Catching a dynamic typing failure in Groovy

Earlier today, a colleague asked me to help troubleshoot a very weird error in a Grails page he was working on.

On this page, he has a select element where the user is asked to choose a US state. The states list comes from a domain class that is mapped to a database table that holds state names and their ISO-8601 codes:

CODE_VALUE CODE_NAME
2 AK Alaska
9 DE Delaware
10 CA California
16 ID Idaho
50 TN Tennessee

<g:select name="state" from="${State.list()}" optionKey="codeValue" optionValue="codeName" value="${params.state}"/>

In the controller action for this page, he posts [params: params] back on the request in the return statement. So, after hitting submit on the page, he would expect to see that the select element retains the same state that was chosen by the user. (value=”${params.state}”)

The weird behavior he described was that the page seemed to work as designed for most values that he selected from the drop-down. However, for the first states in the list (AK through DE), upon submitting the form, the selected state would change. For example, if he selected “AL Alabama” (with a codeValue == 2), after submit, the form would have “TN Tennessee” selected. (codeValue == 50).

After puzzling through this for a while, we finally came to understand what was happening.

Groovy is dynamically typed. If you don’t explicitly specify a data type, then Groovy treats all values as a “def” – an instance of java.lang.Object. When Groovy has to perform an operation on a “def”, it makes an educated guess about what type to cast the value to, and it is right so often that we tend to forget that typing is happening at all.

But consider: Values posted back to the server from a GSP form in an http request are all returned as text. Grails conveniently parses form values out of the request and injects them into the controller action as a List named “params”, but it doesn’t know how to type them if they’re not actually Strings, so if you don’t cast them yourself, you get whatever type Groovy thinks they should be. My colleague was taking the params.state value right off of the request and then rendering it unmodified back into the view.

Now, if params.state was being typed as an Integer, everything should work as expected. But what if Groovy was blindly typing the value as a String? On a hunch, I asked my colleague to take a look at the
Unicode Basic Latin character set.

Case 1: He selects “ID Idaho”. Idaho’s codeValue, “16”, is submitted back to the controller and then reloaded into the select upon rendering. This works as expected.
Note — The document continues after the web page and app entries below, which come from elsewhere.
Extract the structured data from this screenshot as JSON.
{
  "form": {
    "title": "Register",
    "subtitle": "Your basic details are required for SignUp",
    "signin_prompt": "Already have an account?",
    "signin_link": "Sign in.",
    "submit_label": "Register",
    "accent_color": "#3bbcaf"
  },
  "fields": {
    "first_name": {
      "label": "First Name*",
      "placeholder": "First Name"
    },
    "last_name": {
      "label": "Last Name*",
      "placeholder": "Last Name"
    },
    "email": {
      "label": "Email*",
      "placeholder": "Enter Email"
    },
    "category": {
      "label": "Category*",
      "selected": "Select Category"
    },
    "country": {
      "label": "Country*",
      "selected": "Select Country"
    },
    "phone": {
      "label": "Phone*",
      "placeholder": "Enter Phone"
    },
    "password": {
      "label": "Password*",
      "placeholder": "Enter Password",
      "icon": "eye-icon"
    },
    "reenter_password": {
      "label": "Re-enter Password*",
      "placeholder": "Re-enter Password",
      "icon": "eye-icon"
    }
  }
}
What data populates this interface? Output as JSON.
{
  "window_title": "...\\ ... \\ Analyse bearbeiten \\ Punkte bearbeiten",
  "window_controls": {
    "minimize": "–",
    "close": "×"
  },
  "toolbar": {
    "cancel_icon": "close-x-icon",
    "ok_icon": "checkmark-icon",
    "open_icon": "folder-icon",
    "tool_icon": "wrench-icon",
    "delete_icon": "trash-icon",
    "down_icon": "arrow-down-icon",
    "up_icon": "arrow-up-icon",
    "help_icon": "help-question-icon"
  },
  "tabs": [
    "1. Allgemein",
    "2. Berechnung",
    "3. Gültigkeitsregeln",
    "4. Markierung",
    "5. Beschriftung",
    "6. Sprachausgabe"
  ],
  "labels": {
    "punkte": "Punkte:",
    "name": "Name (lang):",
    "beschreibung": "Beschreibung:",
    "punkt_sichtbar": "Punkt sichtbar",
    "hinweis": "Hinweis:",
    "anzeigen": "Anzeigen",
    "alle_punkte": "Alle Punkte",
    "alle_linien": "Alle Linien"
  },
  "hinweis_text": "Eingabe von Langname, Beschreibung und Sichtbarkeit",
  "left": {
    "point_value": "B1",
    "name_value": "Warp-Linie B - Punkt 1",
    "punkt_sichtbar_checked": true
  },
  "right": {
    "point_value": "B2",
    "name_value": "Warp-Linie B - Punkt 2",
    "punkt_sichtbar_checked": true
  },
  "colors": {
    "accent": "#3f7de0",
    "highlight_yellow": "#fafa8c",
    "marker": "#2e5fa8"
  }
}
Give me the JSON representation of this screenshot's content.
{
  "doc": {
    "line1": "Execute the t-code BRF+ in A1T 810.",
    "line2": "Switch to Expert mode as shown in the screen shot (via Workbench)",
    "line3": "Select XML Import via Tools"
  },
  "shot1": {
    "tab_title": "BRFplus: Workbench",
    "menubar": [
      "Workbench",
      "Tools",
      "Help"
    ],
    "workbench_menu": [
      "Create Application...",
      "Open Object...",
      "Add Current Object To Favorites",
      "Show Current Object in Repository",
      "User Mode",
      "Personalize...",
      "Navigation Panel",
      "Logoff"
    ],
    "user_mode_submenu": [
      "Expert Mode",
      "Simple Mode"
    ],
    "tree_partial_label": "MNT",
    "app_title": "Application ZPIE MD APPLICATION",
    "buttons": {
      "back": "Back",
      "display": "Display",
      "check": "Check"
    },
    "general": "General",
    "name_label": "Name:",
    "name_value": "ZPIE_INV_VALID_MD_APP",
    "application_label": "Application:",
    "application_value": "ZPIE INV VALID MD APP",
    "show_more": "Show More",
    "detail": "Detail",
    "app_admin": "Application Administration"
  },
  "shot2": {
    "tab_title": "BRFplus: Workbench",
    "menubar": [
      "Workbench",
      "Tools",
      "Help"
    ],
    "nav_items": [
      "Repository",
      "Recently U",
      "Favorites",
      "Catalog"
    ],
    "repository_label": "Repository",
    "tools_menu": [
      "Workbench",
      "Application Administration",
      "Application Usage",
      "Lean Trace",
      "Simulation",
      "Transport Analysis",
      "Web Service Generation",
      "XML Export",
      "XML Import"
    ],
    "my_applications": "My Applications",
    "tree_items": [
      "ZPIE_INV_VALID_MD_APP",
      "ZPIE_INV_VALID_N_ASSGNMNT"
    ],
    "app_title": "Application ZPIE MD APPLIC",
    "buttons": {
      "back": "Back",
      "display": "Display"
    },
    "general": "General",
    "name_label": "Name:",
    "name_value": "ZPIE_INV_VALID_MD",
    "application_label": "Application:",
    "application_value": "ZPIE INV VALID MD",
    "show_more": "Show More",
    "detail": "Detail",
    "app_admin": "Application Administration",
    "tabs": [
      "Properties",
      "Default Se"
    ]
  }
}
Case 2: He selects “AL Alabama”. Alabama’s codeValue, “2”, is submitted back to the controller and then reloaded into the select upon rendering. The select now has “TN Tennessee”, codeValue “50”, selected.

The decimal Unicode value for the character “2” is 50.

What’s happening here is that if a two-character String representation of a numeric value (e.g., “16”) is given to Groovy, Groovy is correctly deducing that it needs to be cast as Integer. If a one-character String representation of a numeric value (e.g., “2”) is given to Groovy with no other instructions, Groovy is making the guess that this is a byte, and it is operating on the decimal value of the byte.

Once we understood what was happening, the fix was simple.

<g:select name="state" from="${State.list()}" optionKey="codeValue" optionValue="codeName" value="${params.state as Integer}"/>

I think that the lesson to be learned here is that while dynamically typed languages are great, a smart developer should never rely on them to always do the right thing. You don’t have to go so far as to force static typing in Groovy, but do use typed values as a habit, whenever you have the choice.

#dynamically-typed, #grails, #groovy